• _Task brief_
Copy every line of the records below where the word "node" occurs.

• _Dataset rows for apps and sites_
====

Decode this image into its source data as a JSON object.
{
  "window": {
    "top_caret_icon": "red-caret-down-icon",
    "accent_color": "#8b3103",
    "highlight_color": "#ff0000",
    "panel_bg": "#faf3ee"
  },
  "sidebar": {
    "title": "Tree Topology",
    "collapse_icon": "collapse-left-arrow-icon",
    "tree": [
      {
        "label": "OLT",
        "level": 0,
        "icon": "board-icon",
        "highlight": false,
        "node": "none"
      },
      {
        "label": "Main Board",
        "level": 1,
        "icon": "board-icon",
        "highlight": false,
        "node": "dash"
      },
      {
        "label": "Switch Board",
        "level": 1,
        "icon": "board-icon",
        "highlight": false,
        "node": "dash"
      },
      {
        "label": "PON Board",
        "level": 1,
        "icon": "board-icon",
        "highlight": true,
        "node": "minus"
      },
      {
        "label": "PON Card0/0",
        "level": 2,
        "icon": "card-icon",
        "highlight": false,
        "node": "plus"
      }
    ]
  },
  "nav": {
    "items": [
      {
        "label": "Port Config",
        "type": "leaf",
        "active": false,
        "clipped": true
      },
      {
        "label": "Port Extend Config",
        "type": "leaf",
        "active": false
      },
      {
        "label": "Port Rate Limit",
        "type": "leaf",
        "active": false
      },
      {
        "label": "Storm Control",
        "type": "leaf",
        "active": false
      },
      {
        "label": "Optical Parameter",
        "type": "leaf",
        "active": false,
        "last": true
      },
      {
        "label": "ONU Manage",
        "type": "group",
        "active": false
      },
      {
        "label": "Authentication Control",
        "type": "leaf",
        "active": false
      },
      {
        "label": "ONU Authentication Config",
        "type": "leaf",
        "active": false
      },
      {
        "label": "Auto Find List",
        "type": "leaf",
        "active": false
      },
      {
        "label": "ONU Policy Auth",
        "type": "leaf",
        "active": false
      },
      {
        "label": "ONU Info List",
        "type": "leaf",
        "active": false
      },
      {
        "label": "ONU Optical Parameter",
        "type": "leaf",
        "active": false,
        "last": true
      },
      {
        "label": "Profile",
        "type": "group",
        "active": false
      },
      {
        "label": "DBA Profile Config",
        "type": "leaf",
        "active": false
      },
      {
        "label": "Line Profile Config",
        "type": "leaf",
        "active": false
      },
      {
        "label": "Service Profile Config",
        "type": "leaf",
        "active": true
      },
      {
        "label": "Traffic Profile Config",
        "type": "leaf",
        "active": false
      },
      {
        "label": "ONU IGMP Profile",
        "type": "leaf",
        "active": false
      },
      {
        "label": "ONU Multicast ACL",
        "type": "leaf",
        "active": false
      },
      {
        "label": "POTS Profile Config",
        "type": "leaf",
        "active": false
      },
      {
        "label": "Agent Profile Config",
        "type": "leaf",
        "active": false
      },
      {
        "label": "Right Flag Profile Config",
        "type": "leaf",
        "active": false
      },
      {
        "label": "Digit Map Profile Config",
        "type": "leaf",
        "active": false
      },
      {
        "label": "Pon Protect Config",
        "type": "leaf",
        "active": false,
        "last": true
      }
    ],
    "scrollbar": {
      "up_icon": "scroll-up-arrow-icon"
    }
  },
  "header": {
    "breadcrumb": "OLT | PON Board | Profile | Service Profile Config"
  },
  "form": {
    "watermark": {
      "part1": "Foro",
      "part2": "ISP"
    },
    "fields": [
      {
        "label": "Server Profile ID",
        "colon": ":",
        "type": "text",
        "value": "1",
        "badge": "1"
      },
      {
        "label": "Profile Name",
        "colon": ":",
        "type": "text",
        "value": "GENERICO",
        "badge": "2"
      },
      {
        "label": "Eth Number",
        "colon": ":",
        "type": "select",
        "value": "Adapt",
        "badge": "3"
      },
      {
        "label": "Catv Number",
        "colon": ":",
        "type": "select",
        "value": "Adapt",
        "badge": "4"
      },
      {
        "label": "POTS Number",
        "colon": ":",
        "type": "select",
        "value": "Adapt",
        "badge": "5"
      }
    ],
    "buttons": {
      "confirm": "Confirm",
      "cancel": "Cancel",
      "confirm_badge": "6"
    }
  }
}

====

• _Answer below_
        "node": "none"
        "node": "dash"
        "node": "dash"
        "node": "minus"
        "node": "plus"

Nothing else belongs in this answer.